# The problem:
Among the lines below, which ones contain the word "Magyarország"? Copy every such line.

# Exercise inputs:
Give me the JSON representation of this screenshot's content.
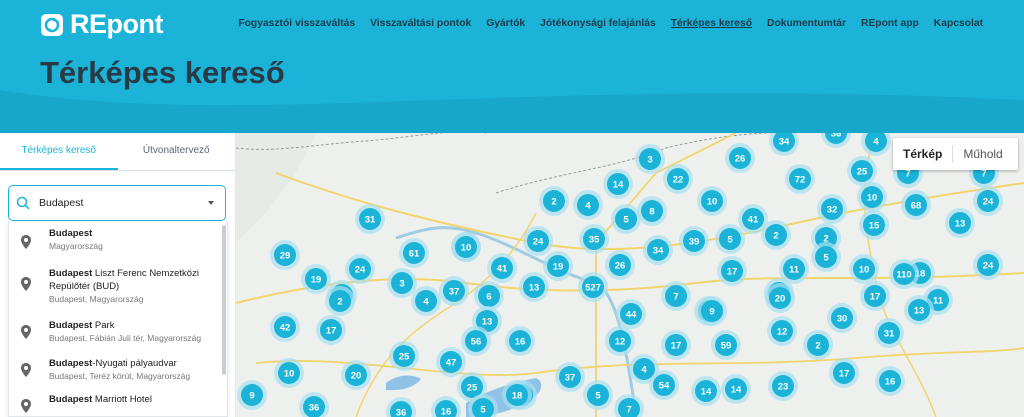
{
  "brand": {
    "name": "REpont",
    "color": "#1bb4d8"
  },
  "nav": [
    "Fogyasztói visszaváltás",
    "Visszaváltási pontok",
    "Gyártók",
    "Jótékonysági felajánlás",
    "Térképes kereső",
    "Dokumentumtár",
    "REpont app",
    "Kapcsolat"
  ],
  "page": {
    "title": "Térképes kereső"
  },
  "sidebar": {
    "tabs": [
      "Térképes kereső",
      "Útvonaltervező"
    ],
    "search": {
      "value": "Budapest"
    },
    "results": [
      {
        "bold": "Budapest",
        "rest": "",
        "sub": "Magyarország"
      },
      {
        "bold": "Budapest",
        "rest": " Liszt Ferenc Nemzetközi Repülőtér (BUD)",
        "sub": "Budapest, Magyarország"
      },
      {
        "bold": "Budapest",
        "rest": " Park",
        "sub": "Budapest, Fábián Juli tér, Magyarország"
      },
      {
        "bold": "Budapest",
        "rest": "-Nyugati pályaudvar",
        "sub": "Budapest, Teréz körút, Magyarország"
      },
      {
        "bold": "Budapest",
        "rest": " Marriott Hotel",
        "sub": ""
      }
    ]
  },
  "map": {
    "type_options": [
      "Térkép",
      "Műhold"
    ],
    "cluster_counts": [
      36,
      4,
      34,
      26,
      3,
      25,
      7,
      14,
      22,
      72,
      7,
      10,
      68,
      24,
      2,
      4,
      5,
      8,
      10,
      41,
      32,
      13,
      31,
      2,
      15,
      10,
      24,
      35,
      5,
      2,
      34,
      39,
      5,
      29,
      61,
      10,
      26,
      24,
      17,
      11,
      10,
      19,
      41,
      19,
      13,
      3,
      527,
      18,
      110,
      24,
      7,
      37,
      6,
      7,
      20,
      4,
      2,
      17,
      11,
      13,
      20,
      44,
      9,
      30,
      13,
      42,
      17,
      9,
      12,
      56,
      16,
      12,
      17,
      59,
      2,
      31,
      25,
      47,
      4,
      37,
      17,
      16,
      10,
      20,
      25,
      54,
      5,
      14,
      14,
      18,
      23,
      9,
      36,
      36,
      16,
      5,
      7,
      18
    ]
  },
  "colors": {
    "cluster_fill": "#1bb4d8",
    "cluster_halo": "#a8dff0"
  }
}
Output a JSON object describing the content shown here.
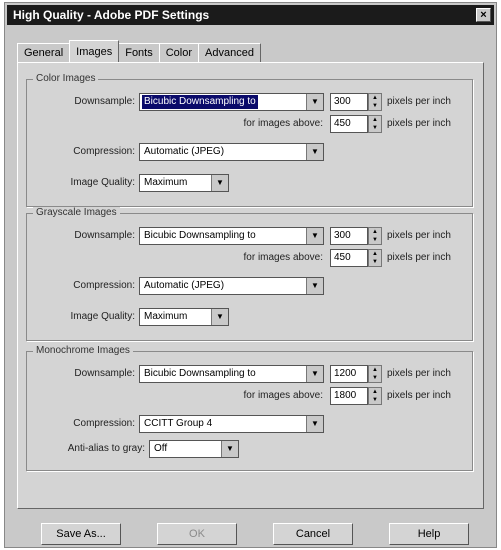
{
  "window": {
    "title": "High Quality - Adobe PDF Settings",
    "close_glyph": "×"
  },
  "tabs": [
    {
      "label": "General"
    },
    {
      "label": "Images"
    },
    {
      "label": "Fonts"
    },
    {
      "label": "Color"
    },
    {
      "label": "Advanced"
    }
  ],
  "icons": {
    "dropdown_arrow": "▼",
    "spin_up": "▲",
    "spin_down": "▼"
  },
  "color": {
    "title": "Color Images",
    "downsample_label": "Downsample:",
    "downsample_value": "Bicubic Downsampling to",
    "ppi_value": "300",
    "ppi_unit": "pixels per inch",
    "above_label": "for images above:",
    "above_value": "450",
    "above_unit": "pixels per inch",
    "compression_label": "Compression:",
    "compression_value": "Automatic (JPEG)",
    "quality_label": "Image Quality:",
    "quality_value": "Maximum"
  },
  "gray": {
    "title": "Grayscale Images",
    "downsample_label": "Downsample:",
    "downsample_value": "Bicubic Downsampling to",
    "ppi_value": "300",
    "ppi_unit": "pixels per inch",
    "above_label": "for images above:",
    "above_value": "450",
    "above_unit": "pixels per inch",
    "compression_label": "Compression:",
    "compression_value": "Automatic (JPEG)",
    "quality_label": "Image Quality:",
    "quality_value": "Maximum"
  },
  "mono": {
    "title": "Monochrome Images",
    "downsample_label": "Downsample:",
    "downsample_value": "Bicubic Downsampling to",
    "ppi_value": "1200",
    "ppi_unit": "pixels per inch",
    "above_label": "for images above:",
    "above_value": "1800",
    "above_unit": "pixels per inch",
    "compression_label": "Compression:",
    "compression_value": "CCITT Group 4",
    "antialias_label": "Anti-alias to gray:",
    "antialias_value": "Off"
  },
  "buttons": {
    "save_as": "Save As...",
    "ok": "OK",
    "cancel": "Cancel",
    "help": "Help"
  }
}
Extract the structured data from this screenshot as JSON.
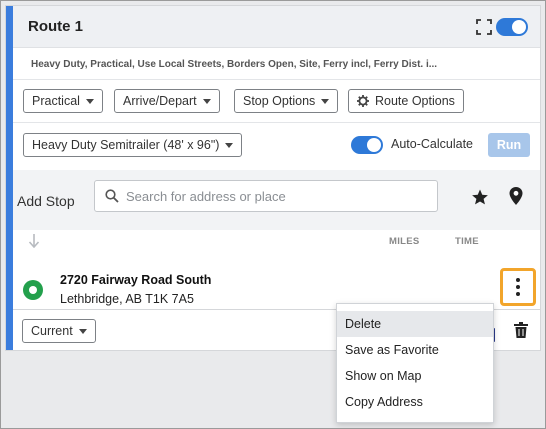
{
  "route": {
    "title": "Route 1",
    "summary": "Heavy Duty, Practical, Use Local Streets, Borders Open, Site, Ferry incl, Ferry Dist. i..."
  },
  "toolbar": {
    "practical_label": "Practical",
    "arrive_depart_label": "Arrive/Depart",
    "stop_options_label": "Stop Options",
    "route_options_label": "Route Options"
  },
  "vehicle": {
    "profile_label": "Heavy Duty Semitrailer (48' x 96\")",
    "auto_calculate_label": "Auto-Calculate",
    "run_label": "Run"
  },
  "add_stop": {
    "label": "Add Stop",
    "search_placeholder": "Search for address or place"
  },
  "columns": {
    "miles": "MILES",
    "time": "TIME"
  },
  "stops": [
    {
      "name": "2720 Fairway Road South",
      "address": "Lethbridge, AB T1K 7A5"
    }
  ],
  "footer": {
    "current_label": "Current"
  },
  "context_menu": {
    "items": [
      "Delete",
      "Save as Favorite",
      "Show on Map",
      "Copy Address"
    ],
    "active": "Delete"
  },
  "colors": {
    "accent": "#3b7ddd",
    "toggle_on": "#2e79d8",
    "stop_marker": "#23a04c",
    "highlight": "#f2a52b",
    "run_disabled": "#a8c6ea"
  },
  "icons": [
    "expand-icon",
    "search-icon",
    "star-icon",
    "map-pin-icon",
    "sort-arrow-icon",
    "more-vertical-icon",
    "trash-icon",
    "gear-icon",
    "caret-down-icon"
  ]
}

# Task response:
        "sub": "Magyarország"
        "sub": "Budapest, Magyarország"
        "sub": "Budapest, Fábián Juli tér, Magyarország"
        "sub": "Budapest, Teréz körút, Magyarország"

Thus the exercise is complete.